Task prompt: Determine the number of lines in the listing below in which the word "Medica" is present, and state it without comment.
[[ Material to process open ]]
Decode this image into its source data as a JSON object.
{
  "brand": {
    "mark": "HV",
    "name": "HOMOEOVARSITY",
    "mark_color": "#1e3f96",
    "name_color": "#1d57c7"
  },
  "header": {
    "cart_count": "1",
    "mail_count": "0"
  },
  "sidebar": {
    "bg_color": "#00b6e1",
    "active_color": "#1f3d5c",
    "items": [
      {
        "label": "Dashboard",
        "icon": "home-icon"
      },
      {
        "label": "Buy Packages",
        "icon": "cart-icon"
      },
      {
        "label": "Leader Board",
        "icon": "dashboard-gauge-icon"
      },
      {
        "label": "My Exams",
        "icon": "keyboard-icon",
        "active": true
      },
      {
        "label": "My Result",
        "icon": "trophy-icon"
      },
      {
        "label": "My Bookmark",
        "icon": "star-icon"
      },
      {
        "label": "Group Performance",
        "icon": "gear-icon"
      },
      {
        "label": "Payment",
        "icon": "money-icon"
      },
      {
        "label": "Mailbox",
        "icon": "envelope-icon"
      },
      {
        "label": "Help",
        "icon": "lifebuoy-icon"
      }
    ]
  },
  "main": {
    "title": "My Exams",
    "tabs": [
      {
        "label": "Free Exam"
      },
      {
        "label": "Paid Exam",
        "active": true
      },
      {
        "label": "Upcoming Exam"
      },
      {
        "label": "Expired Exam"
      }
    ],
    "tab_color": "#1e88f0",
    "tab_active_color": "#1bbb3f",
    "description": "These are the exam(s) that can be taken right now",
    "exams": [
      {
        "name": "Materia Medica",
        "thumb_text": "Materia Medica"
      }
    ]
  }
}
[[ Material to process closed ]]
Exercise solution: 2